“… but it seems he escaped to die, and I was taken to live.” ~Pilgrim’s Progress
It can be all too easy for me to look at others and see their “escape” and wonder why I was taken captive, particularly in regards to eating disorders. But such thinking reveals my wandering heart. The Hand of Providence. The Sovereignty of God. Theological pillars that, as a young teenager, I fell in love with, but fought desperately to believe in my twenties. How could a good God let this happen? How could He let me wander so far if He truly loved me? The only answer I could think of was a terrifying one. Maybe I was not truly a Christian. Never once did I think that my God let me wander so far because He truly loves me.
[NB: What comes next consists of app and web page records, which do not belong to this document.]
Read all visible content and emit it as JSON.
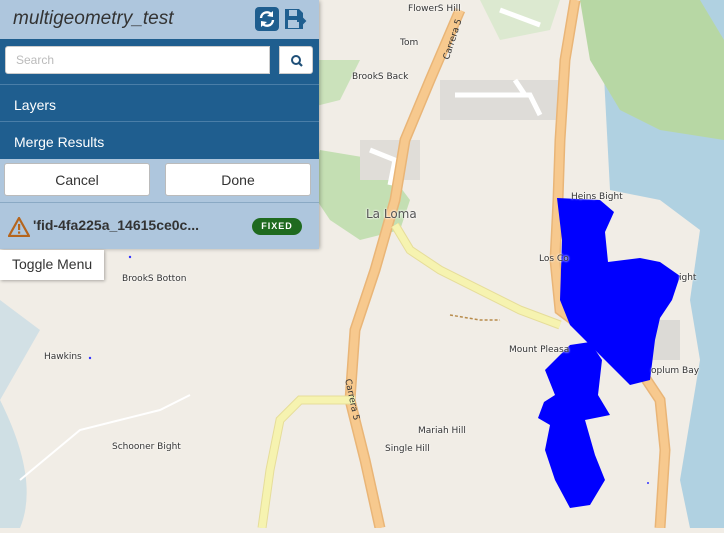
{
  "panel": {
    "title": "multigeometry_test",
    "search_placeholder": "Search",
    "layers_label": "Layers",
    "merge_label": "Merge Results",
    "cancel_label": "Cancel",
    "done_label": "Done",
    "result_text": "'fid-4fa225a_14615ce0c...",
    "result_badge": "FIXED",
    "toggle_menu_label": "Toggle Menu",
    "icons": [
      "refresh-icon",
      "save-icon",
      "search-icon",
      "warning-icon"
    ]
  },
  "map": {
    "labels": {
      "flowers_hill": "FlowerS Hill",
      "tom": "Tom",
      "brooks_back": "BrookS Back",
      "la_loma": "La Loma",
      "heins_bight": "Heins Bight",
      "los_c": "Los Co",
      "ight": "ight",
      "brooks_botton": "BrookS Botton",
      "hawkins": "Hawkins",
      "mount_pleasant": "Mount Pleasa",
      "oplum_bay": "oplum Bay",
      "schooner_bight": "Schooner Bight",
      "mariah_hill": "Mariah Hill",
      "single_hill": "Single Hill",
      "carrera_top": "Carrera 5",
      "carrera_bottom": "Carrera 5"
    },
    "colors": {
      "land": "#f1ede6",
      "road": "#f7c98e",
      "road_yellow": "#f6f3b0",
      "forest": "#b9d8a6",
      "water": "#9ec5dc",
      "geometry": "#0000ff"
    }
  }
}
In the midst of my darkest battles, I was tempted to doubt my faith, as did Christian and Hopeful while in Doubting Castle (Pilgrim’s Progress). And it was that particular scene that held out hope to me in those dark days. But, recently, a different passage in Pilgrim’s Progress has brought me great hope and peace, as it points to the sovereignty and goodness of God, namely in the story of Mr. Feeble (Part II of Pilgrim’s Progress – Christiana’s story).
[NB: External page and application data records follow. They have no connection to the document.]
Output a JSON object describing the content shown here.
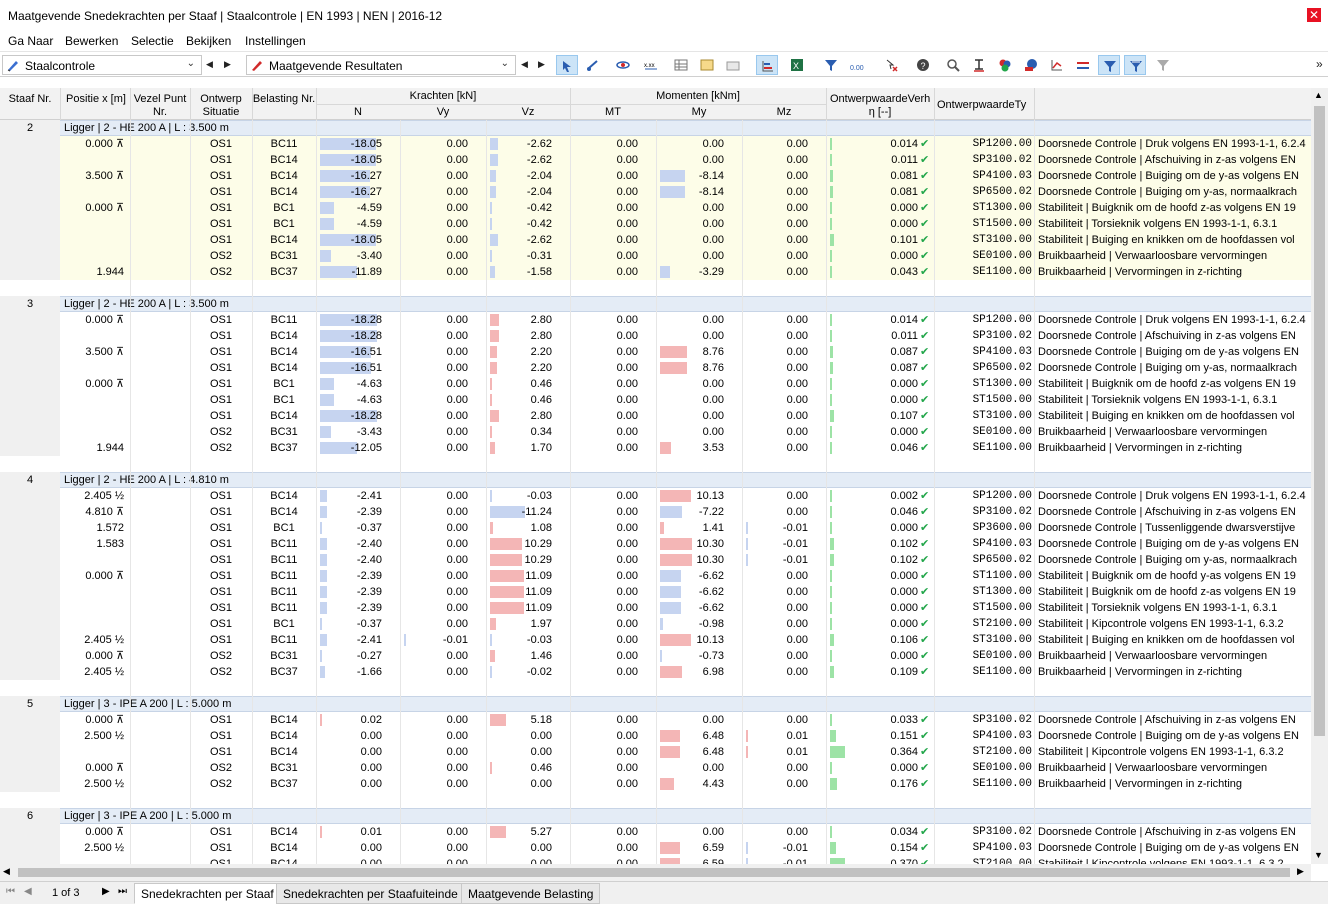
{
  "window": {
    "title": "Maatgevende Snedekrachten per Staaf | Staalcontrole | EN 1993 | NEN | 2016-12",
    "close": "✕"
  },
  "menu": [
    "Ga Naar",
    "Bewerken",
    "Selectie",
    "Bekijken",
    "Instellingen"
  ],
  "toolbar": {
    "module": "Staalcontrole",
    "result": "Maatgevende Resultaten",
    "more": "»",
    "nav_prev": "◀",
    "nav_next": "▶"
  },
  "header": {
    "staaf": "Staaf Nr.",
    "positie": "Positie x [m]",
    "vezel": "Vezel Punt Nr.",
    "ontwerp": "Ontwerp Situatie",
    "belasting": "Belasting Nr.",
    "krachten": "Krachten [kN]",
    "momenten": "Momenten [kNm]",
    "n": "N",
    "vy": "Vy",
    "vz": "Vz",
    "mt": "MT",
    "my": "My",
    "mz": "Mz",
    "ontw_verh": "OntwerpwaardeVerh",
    "eta": "η [--]",
    "ontw_type": "OntwerpwaardeTy"
  },
  "colors": {
    "blue_bar": "#c6d4f0",
    "red_bar": "#f4b6b6",
    "green_bar": "#9de3a6",
    "check": "#22a64a",
    "group_bg": "#e4ecf6",
    "yellow_bg": "#fdfde8"
  },
  "groups": [
    {
      "staaf": "2",
      "label": "Ligger | 2 - HE 200 A | L : 3.500 m",
      "yellow": true,
      "rows": [
        [
          "0.000 ⊼",
          "OS1",
          "BC11",
          "-18.05",
          "0.00",
          "-2.62",
          "0.00",
          "0.00",
          "0.00",
          "0.014",
          "SP1200.00",
          "Doorsnede Controle | Druk volgens EN 1993-1-1, 6.2.4"
        ],
        [
          "",
          "OS1",
          "BC14",
          "-18.05",
          "0.00",
          "-2.62",
          "0.00",
          "0.00",
          "0.00",
          "0.011",
          "SP3100.02",
          "Doorsnede Controle | Afschuiving in z-as volgens EN"
        ],
        [
          "3.500 ⊼",
          "OS1",
          "BC14",
          "-16.27",
          "0.00",
          "-2.04",
          "0.00",
          "-8.14",
          "0.00",
          "0.081",
          "SP4100.03",
          "Doorsnede Controle | Buiging om de y-as volgens EN"
        ],
        [
          "",
          "OS1",
          "BC14",
          "-16.27",
          "0.00",
          "-2.04",
          "0.00",
          "-8.14",
          "0.00",
          "0.081",
          "SP6500.02",
          "Doorsnede Controle | Buiging om y-as, normaalkrach"
        ],
        [
          "0.000 ⊼",
          "OS1",
          "BC1",
          "-4.59",
          "0.00",
          "-0.42",
          "0.00",
          "0.00",
          "0.00",
          "0.000",
          "ST1300.00",
          "Stabiliteit | Buigknik om de hoofd z-as volgens EN 19"
        ],
        [
          "",
          "OS1",
          "BC1",
          "-4.59",
          "0.00",
          "-0.42",
          "0.00",
          "0.00",
          "0.00",
          "0.000",
          "ST1500.00",
          "Stabiliteit | Torsieknik volgens EN 1993-1-1, 6.3.1"
        ],
        [
          "",
          "OS1",
          "BC14",
          "-18.05",
          "0.00",
          "-2.62",
          "0.00",
          "0.00",
          "0.00",
          "0.101",
          "ST3100.00",
          "Stabiliteit | Buiging en knikken om de hoofdassen vol"
        ],
        [
          "",
          "OS2",
          "BC31",
          "-3.40",
          "0.00",
          "-0.31",
          "0.00",
          "0.00",
          "0.00",
          "0.000",
          "SE0100.00",
          "Bruikbaarheid | Verwaarloosbare vervormingen"
        ],
        [
          "1.944",
          "OS2",
          "BC37",
          "-11.89",
          "0.00",
          "-1.58",
          "0.00",
          "-3.29",
          "0.00",
          "0.043",
          "SE1100.00",
          "Bruikbaarheid | Vervormingen in z-richting"
        ]
      ]
    },
    {
      "staaf": "3",
      "label": "Ligger | 2 - HE 200 A | L : 3.500 m",
      "yellow": false,
      "rows": [
        [
          "0.000 ⊼",
          "OS1",
          "BC11",
          "-18.28",
          "0.00",
          "2.80",
          "0.00",
          "0.00",
          "0.00",
          "0.014",
          "SP1200.00",
          "Doorsnede Controle | Druk volgens EN 1993-1-1, 6.2.4"
        ],
        [
          "",
          "OS1",
          "BC14",
          "-18.28",
          "0.00",
          "2.80",
          "0.00",
          "0.00",
          "0.00",
          "0.011",
          "SP3100.02",
          "Doorsnede Controle | Afschuiving in z-as volgens EN"
        ],
        [
          "3.500 ⊼",
          "OS1",
          "BC14",
          "-16.51",
          "0.00",
          "2.20",
          "0.00",
          "8.76",
          "0.00",
          "0.087",
          "SP4100.03",
          "Doorsnede Controle | Buiging om de y-as volgens EN"
        ],
        [
          "",
          "OS1",
          "BC14",
          "-16.51",
          "0.00",
          "2.20",
          "0.00",
          "8.76",
          "0.00",
          "0.087",
          "SP6500.02",
          "Doorsnede Controle | Buiging om y-as, normaalkrach"
        ],
        [
          "0.000 ⊼",
          "OS1",
          "BC1",
          "-4.63",
          "0.00",
          "0.46",
          "0.00",
          "0.00",
          "0.00",
          "0.000",
          "ST1300.00",
          "Stabiliteit | Buigknik om de hoofd z-as volgens EN 19"
        ],
        [
          "",
          "OS1",
          "BC1",
          "-4.63",
          "0.00",
          "0.46",
          "0.00",
          "0.00",
          "0.00",
          "0.000",
          "ST1500.00",
          "Stabiliteit | Torsieknik volgens EN 1993-1-1, 6.3.1"
        ],
        [
          "",
          "OS1",
          "BC14",
          "-18.28",
          "0.00",
          "2.80",
          "0.00",
          "0.00",
          "0.00",
          "0.107",
          "ST3100.00",
          "Stabiliteit | Buiging en knikken om de hoofdassen vol"
        ],
        [
          "",
          "OS2",
          "BC31",
          "-3.43",
          "0.00",
          "0.34",
          "0.00",
          "0.00",
          "0.00",
          "0.000",
          "SE0100.00",
          "Bruikbaarheid | Verwaarloosbare vervormingen"
        ],
        [
          "1.944",
          "OS2",
          "BC37",
          "-12.05",
          "0.00",
          "1.70",
          "0.00",
          "3.53",
          "0.00",
          "0.046",
          "SE1100.00",
          "Bruikbaarheid | Vervormingen in z-richting"
        ]
      ]
    },
    {
      "staaf": "4",
      "label": "Ligger | 2 - HE 200 A | L : 4.810 m",
      "yellow": false,
      "rows": [
        [
          "2.405 ½",
          "OS1",
          "BC14",
          "-2.41",
          "0.00",
          "-0.03",
          "0.00",
          "10.13",
          "0.00",
          "0.002",
          "SP1200.00",
          "Doorsnede Controle | Druk volgens EN 1993-1-1, 6.2.4"
        ],
        [
          "4.810 ⊼",
          "OS1",
          "BC14",
          "-2.39",
          "0.00",
          "-11.24",
          "0.00",
          "-7.22",
          "0.00",
          "0.046",
          "SP3100.02",
          "Doorsnede Controle | Afschuiving in z-as volgens EN"
        ],
        [
          "1.572",
          "OS1",
          "BC1",
          "-0.37",
          "0.00",
          "1.08",
          "0.00",
          "1.41",
          "-0.01",
          "0.000",
          "SP3600.00",
          "Doorsnede Controle | Tussenliggende dwarsverstijve"
        ],
        [
          "1.583",
          "OS1",
          "BC11",
          "-2.40",
          "0.00",
          "10.29",
          "0.00",
          "10.30",
          "-0.01",
          "0.102",
          "SP4100.03",
          "Doorsnede Controle | Buiging om de y-as volgens EN"
        ],
        [
          "",
          "OS1",
          "BC11",
          "-2.40",
          "0.00",
          "10.29",
          "0.00",
          "10.30",
          "-0.01",
          "0.102",
          "SP6500.02",
          "Doorsnede Controle | Buiging om y-as, normaalkrach"
        ],
        [
          "0.000 ⊼",
          "OS1",
          "BC11",
          "-2.39",
          "0.00",
          "11.09",
          "0.00",
          "-6.62",
          "0.00",
          "0.000",
          "ST1100.00",
          "Stabiliteit | Buigknik om de hoofd y-as volgens EN 19"
        ],
        [
          "",
          "OS1",
          "BC11",
          "-2.39",
          "0.00",
          "11.09",
          "0.00",
          "-6.62",
          "0.00",
          "0.000",
          "ST1300.00",
          "Stabiliteit | Buigknik om de hoofd z-as volgens EN 19"
        ],
        [
          "",
          "OS1",
          "BC11",
          "-2.39",
          "0.00",
          "11.09",
          "0.00",
          "-6.62",
          "0.00",
          "0.000",
          "ST1500.00",
          "Stabiliteit | Torsieknik volgens EN 1993-1-1, 6.3.1"
        ],
        [
          "",
          "OS1",
          "BC1",
          "-0.37",
          "0.00",
          "1.97",
          "0.00",
          "-0.98",
          "0.00",
          "0.000",
          "ST2100.00",
          "Stabiliteit | Kipcontrole volgens EN 1993-1-1, 6.3.2"
        ],
        [
          "2.405 ½",
          "OS1",
          "BC11",
          "-2.41",
          "-0.01",
          "-0.03",
          "0.00",
          "10.13",
          "0.00",
          "0.106",
          "ST3100.00",
          "Stabiliteit | Buiging en knikken om de hoofdassen vol"
        ],
        [
          "0.000 ⊼",
          "OS2",
          "BC31",
          "-0.27",
          "0.00",
          "1.46",
          "0.00",
          "-0.73",
          "0.00",
          "0.000",
          "SE0100.00",
          "Bruikbaarheid | Verwaarloosbare vervormingen"
        ],
        [
          "2.405 ½",
          "OS2",
          "BC37",
          "-1.66",
          "0.00",
          "-0.02",
          "0.00",
          "6.98",
          "0.00",
          "0.109",
          "SE1100.00",
          "Bruikbaarheid | Vervormingen in z-richting"
        ]
      ]
    },
    {
      "staaf": "5",
      "label": "Ligger | 3 - IPE A 200 | L : 5.000 m",
      "yellow": false,
      "rows": [
        [
          "0.000 ⊼",
          "OS1",
          "BC14",
          "0.02",
          "0.00",
          "5.18",
          "0.00",
          "0.00",
          "0.00",
          "0.033",
          "SP3100.02",
          "Doorsnede Controle | Afschuiving in z-as volgens EN"
        ],
        [
          "2.500 ½",
          "OS1",
          "BC14",
          "0.00",
          "0.00",
          "0.00",
          "0.00",
          "6.48",
          "0.01",
          "0.151",
          "SP4100.03",
          "Doorsnede Controle | Buiging om de y-as volgens EN"
        ],
        [
          "",
          "OS1",
          "BC14",
          "0.00",
          "0.00",
          "0.00",
          "0.00",
          "6.48",
          "0.01",
          "0.364",
          "ST2100.00",
          "Stabiliteit | Kipcontrole volgens EN 1993-1-1, 6.3.2"
        ],
        [
          "0.000 ⊼",
          "OS2",
          "BC31",
          "0.00",
          "0.00",
          "0.46",
          "0.00",
          "0.00",
          "0.00",
          "0.000",
          "SE0100.00",
          "Bruikbaarheid | Verwaarloosbare vervormingen"
        ],
        [
          "2.500 ½",
          "OS2",
          "BC37",
          "0.00",
          "0.00",
          "0.00",
          "0.00",
          "4.43",
          "0.00",
          "0.176",
          "SE1100.00",
          "Bruikbaarheid | Vervormingen in z-richting"
        ]
      ]
    },
    {
      "staaf": "6",
      "label": "Ligger | 3 - IPE A 200 | L : 5.000 m",
      "yellow": false,
      "rows": [
        [
          "0.000 ⊼",
          "OS1",
          "BC14",
          "0.01",
          "0.00",
          "5.27",
          "0.00",
          "0.00",
          "0.00",
          "0.034",
          "SP3100.02",
          "Doorsnede Controle | Afschuiving in z-as volgens EN"
        ],
        [
          "2.500 ½",
          "OS1",
          "BC14",
          "0.00",
          "0.00",
          "0.00",
          "0.00",
          "6.59",
          "-0.01",
          "0.154",
          "SP4100.03",
          "Doorsnede Controle | Buiging om de y-as volgens EN"
        ],
        [
          "",
          "OS1",
          "BC14",
          "0.00",
          "0.00",
          "0.00",
          "0.00",
          "6.59",
          "-0.01",
          "0.370",
          "ST2100.00",
          "Stabiliteit | Kipcontrole volgens EN 1993-1-1, 6.3.2"
        ]
      ]
    }
  ],
  "status": {
    "page": "1 of 3",
    "tabs": [
      "Snedekrachten per Staaf",
      "Snedekrachten per Staafuiteinde",
      "Maatgevende Belasting"
    ]
  }
}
During the pilgrim’s journey, they come upon a giant, named Mr. Slay-Good, into whose hands had fallen a fellow pilgrim, Mr. Feeble-Mind. After the giant was slain and Mr. Feeble-Mind rescued by the company of pilgrims, Mr. Feeble-Mind shared his story of how he was taken captive. He and his uncle, Mr. Fearing, were traveling pilgrims together when the giant came upon them. And while Mr. Fearing escaped, Mr. Feeble-Mind was captured. During the retelling of Mr. Feeble’s story, a message came that Mr. Fearing had been found, only a short distance away, lying on the road, struck by lightning. At this point, Mr. Feeble exclaims, “but it seems he escaped to die, and I was taken to live.”
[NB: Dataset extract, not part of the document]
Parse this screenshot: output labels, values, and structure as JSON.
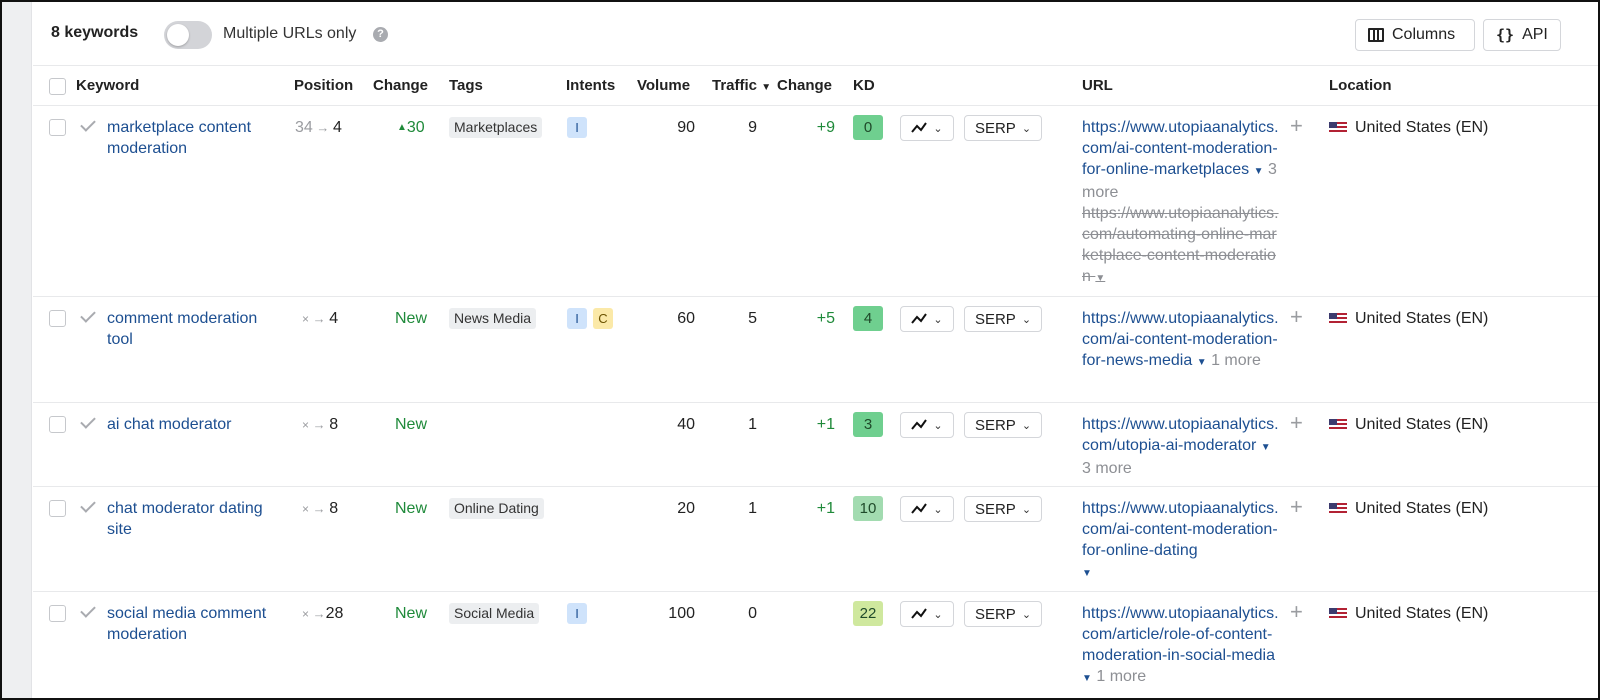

I, too, was in the hands of Mr. Slay-Good. Where once I sang freely as a child and teenager, hymns of worship to my Savior, I now, through swollen cheeks, sang those same hymns from behind a bathroom door, thinking I would deceive family members that I was worshiping rather than purging. Why did I walk that path? Was I headed for a similar end as Mr. Fearing, to be struck dead by lightning, had I not been captured? While I do not know this, I do know that Mr. Slay Good was a part of the King’s plan and part of His good plan for Mr. Fearing. It has all been mercy and grace. And though His mercy has tasted bitter, as bitter as vomit, the taste of His mercy and grace in the light of His forgiveness, has overpowered the bitter, confusing things of this world. I continue to sing the very same hymns I did before falling into the hands of Mr. Slay-Good. But even though they are the same hymns, in a way, they are not. I sing now, as one delivered. The gospel delivered me when I was a little girl, and it delivered me in my late twenties, fingers down my throat, and it delivers me today. Every morning it is the gospel that frees us. It is Jesus Christ, the Faithful One, whose death accomplished the salvation for everyone who believes, even to those, caught in the grips of Mr. Slay-Good. Let us not abandon hope. Let us not whither away in Doubting Castle. Let us, together, as Mr. Feeble-Mind say…
What one would think doth seek to slay outright,
Ofttimes delivers from the saddest plight.
That very Providence whose face is death,
Doth ofttimes to the lowly life bequeath.
I taken was, he did escape and flee;
Hands cross’d gave death to him and life to me. ~John Bunyan’s, Pilgrim’s Progress